Our local cornfields would always sell some of their harvest in roadside shacks – we’d often stop in the car and buy a dozen freshly picked ears for dinner. The corn would be shucked, cooked simply, piled high and smothered with melted butter. We’d pierce our cobs with corncob skewers – or just grab them with our bare hands – and chomp away at the precious sweet kernels.
In the valley of the green giant
In the corporate America of the 60’s, the food industry was booming and busy processing all kinds of food into convenience products: including corn. One company’s mascot, the ‘jolly green giant’, could be seen on TV commercials supervising the harvesting and processing of ‘his’ valley’s golden cobs into canned ‘niblets’. What a shame we would think, why eat corn from a can when you can eat it fresh on the cob? Having an abundance of fresh corn on our doorstep, our family became rather fussy about corn: we’d scoff at tinned corn, we’d turn away frozen corn; we’d thank the host, but decline the corn and tuna pasta salad; and if we ever saw corn on a pizza – well, that was just silly!
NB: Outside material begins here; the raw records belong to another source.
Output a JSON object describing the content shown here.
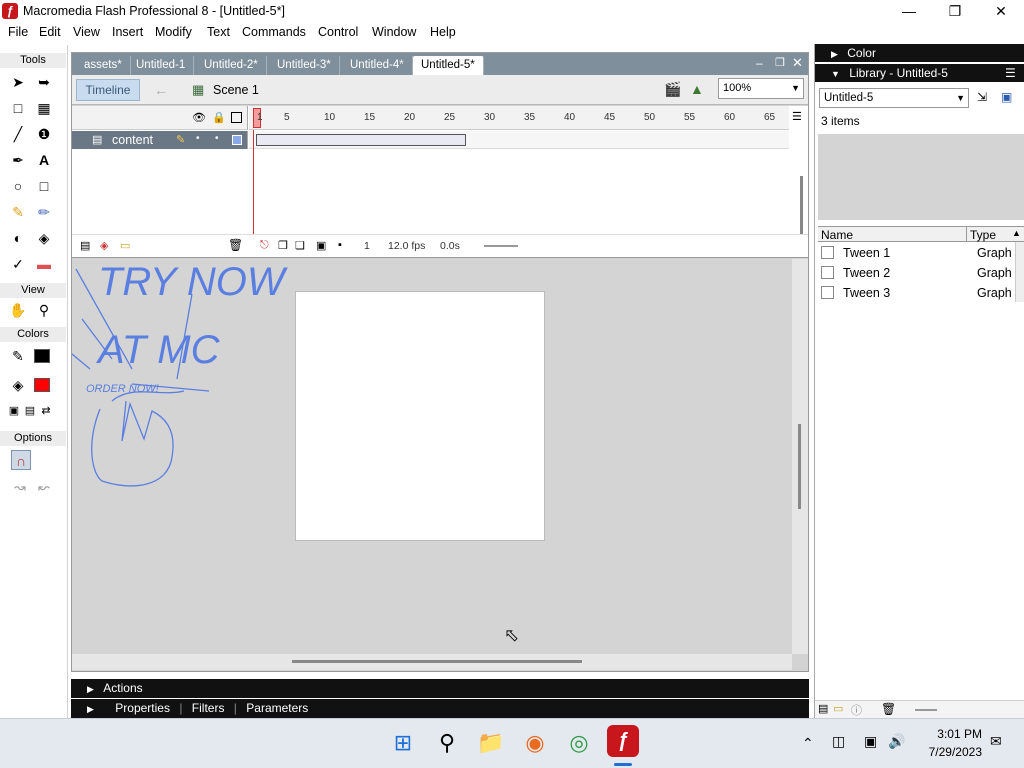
{
  "window": {
    "title": "Macromedia Flash Professional 8 - [Untitled-5*]",
    "app_icon": "ƒ"
  },
  "menu": [
    "File",
    "Edit",
    "View",
    "Insert",
    "Modify",
    "Text",
    "Commands",
    "Control",
    "Window",
    "Help"
  ],
  "tools": {
    "header": "Tools",
    "view_header": "View",
    "colors_header": "Colors",
    "options_header": "Options",
    "stroke_color": "#000000",
    "fill_color": "#ff0000"
  },
  "document": {
    "tabs": [
      "assets*",
      "Untitled-1",
      "Untitled-2*",
      "Untitled-3*",
      "Untitled-4*",
      "Untitled-5*"
    ],
    "active_tab": "Untitled-5*",
    "timeline_button": "Timeline",
    "scene_label": "Scene 1",
    "zoom": "100%"
  },
  "timeline": {
    "layer_name": "content",
    "ruler_ticks": [
      "1",
      "5",
      "10",
      "15",
      "20",
      "25",
      "30",
      "35",
      "40",
      "45",
      "50",
      "55",
      "60",
      "65"
    ],
    "current_frame": "1",
    "frame_rate": "12.0 fps",
    "elapsed": "0.0s"
  },
  "pasteboard": {
    "line1": "TRY NOW",
    "line2": "AT MC",
    "line3": "ORDER NOW!",
    "ink_color": "#5b7fe0"
  },
  "bottom_panels": {
    "actions": "Actions",
    "properties": "Properties",
    "filters": "Filters",
    "parameters": "Parameters"
  },
  "right_panels": {
    "color_panel": "Color",
    "library_panel": "Library - Untitled-5",
    "library_select": "Untitled-5",
    "item_count": "3 items",
    "col_name": "Name",
    "col_type": "Type",
    "items": [
      {
        "name": "Tween 1",
        "type": "Graph"
      },
      {
        "name": "Tween 2",
        "type": "Graph"
      },
      {
        "name": "Tween 3",
        "type": "Graph"
      }
    ]
  },
  "taskbar": {
    "time": "3:01 PM",
    "date": "7/29/2023"
  }
}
The lure of cornfields
Anybody unfamiliar with cornfields should go on a trip to a pick-your-own farm. There they can experience first-hand the wonder of being inside an actual cornfield. These days, we like to take our grandchildren to pick corn. Children are fascinated by the treaded-down paths and secluded dens and hideouts and they’re intrigued to learn how nature creates such amazing food. To a child, pick-your-own becomes a daytime version of trick-or-treat as they walk from plant to plant filling their bags with ‘harvested’ goodies.
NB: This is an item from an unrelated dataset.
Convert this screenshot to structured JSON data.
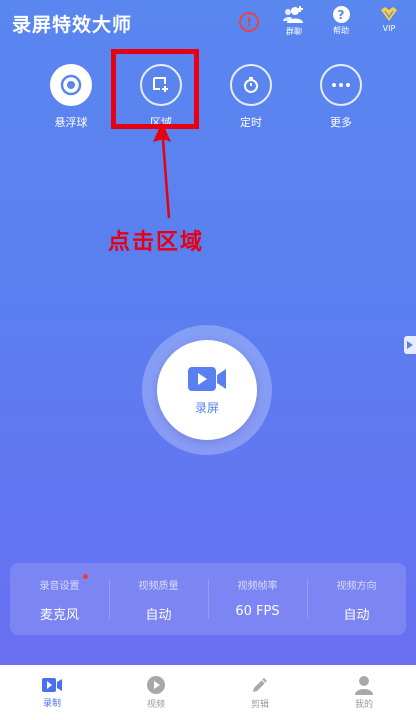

For an adult there’s plenty to marvel at in a cornfield, but there’s also an eerie spookiness about corn. It’s no wonder cornfields feature in so many horror films. The height and density of the crop can be unsettling, the repetitiveness of the rows can be mesmerizing. Those seeking the perfect cob should beware, for they might lured by the rustling stalks to unwittingly wander deeper and deeper into the darkening labyrinth – when suddenly they pop out of the field next to the car park. This is a pick-your-own farm after all, not a Stephen King novel… but seeing nature this close-up, and letting the imagination run wild is all part of the fun of picking corn.
When we’ve picked all we can pick and our bags full of bounty, we set off for home, just as we did in the old days… The corn would be shucked, cooked simply, piled high and smothered with melted butter. What better way to eat corn.
A dear friend made a trip to the Minamoto Kitchoan in Piccadilly London and bought a bag-full of wygashi delights for my birthday.
Get down to Garsons or your local Pick-Your-Own farm and treat yourself to some amazing seasonal produce.
What Dad Cooked was invited to the launch of the new Liberty Mini British Food Hall.
Growing up in Southern California in the 60s, our family was fussy about its corn…
I’m testing garlic. Well, somebody has to do it.
Book now for Wednesday 4th October
Does anybody know how the perfect pesto should taste? The Genovese should, it’s where the dish originates…